The third picture on tumbler no.B037 [right] shows
On tumbler no.B042 [below] the Palace of Education and Social Economy (see above) is (falsely) labeled "Palace of Textiles".
Tumbler no.B044 [below]:
The first picture on tumbler no.B048 shows the
The Palace of Electricity [left] covered 7 acres and was devoted to the wonders of the then novel technology. Thomas Alva Edison was brought to the fair to oversee the proper setup of the electrical exhibits. Telegraphs could be used to communicate with Chicago or Kansas City, and telephones allowed communication with anybody throughout the country (provided they had a telephone as well). One of the most popular exhibits was the "fast" food cooked with electricity.

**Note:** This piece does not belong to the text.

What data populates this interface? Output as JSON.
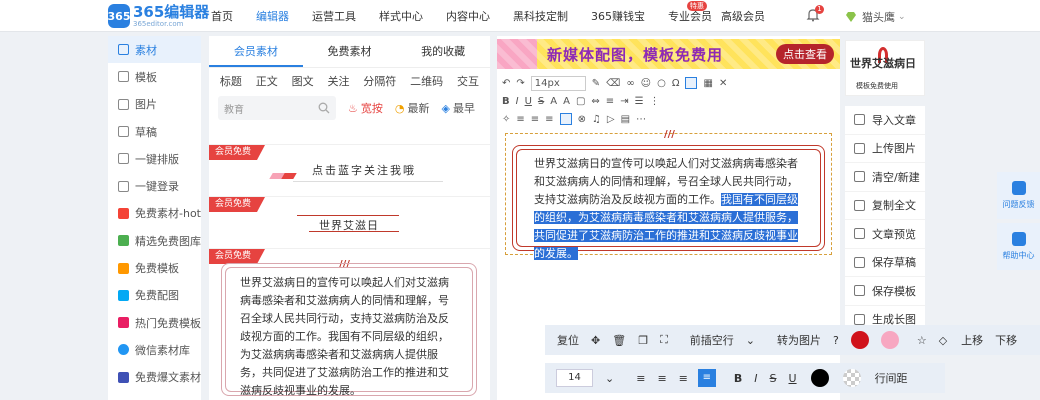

The Festival Hall [right, background] was crowned by a gold-leafed dome larger than the dome of St. Peter's Basilica in Rome. The Festival Hall included an auditorium which seated 3,500 people, and also housed the world's largest organ with 10,159 pipes. After the fair, the organ was dismantled and loaded onto 13 railroad cars for shipment to its new home. It was reassembled at Wanamaker's Department Store in Philadelphia, where it still retains its title as the largest pipe organ in the world.
Grant's Farm is a 281 acre (114 ha) wildlife preserve and historical site located just south of the city of St. Louis, Missouri and is owned by Anheuser-Busch, Inc. The Farm is home to hundreds of exotic animals from around the world. In 1907 Adolphus A. Busch, father of August A. Busch Jr. of the well-known brewer dynasty, purchased a piece of Missouri farmland once plowed and planted by Gen. (then Capt.) Ulysses S. Grant (1822–1885), 18th President (1869–1877) of the United States.
The Log Cabin [left and right] was built by Grant himself in 1855. The cabin was later moved to Old Orchard, MO and was one of the exhibits at the St. Louis World's Fair (Louisiana Purchase Exposition) in 1904. In 1907, A. Busch had the cabin moved and reassembled about one mile from its original location. In 1977, Anheuser-Busch had the cabin restored to its present condition.
The pictures on the two tumblers [left, no.B004, and right, no.B021] also show Grant's eldest son, General Frederick Dent Grant (1850–1912), when he visited the log cabin at the Louisiana Purchase Exhibition in 1904.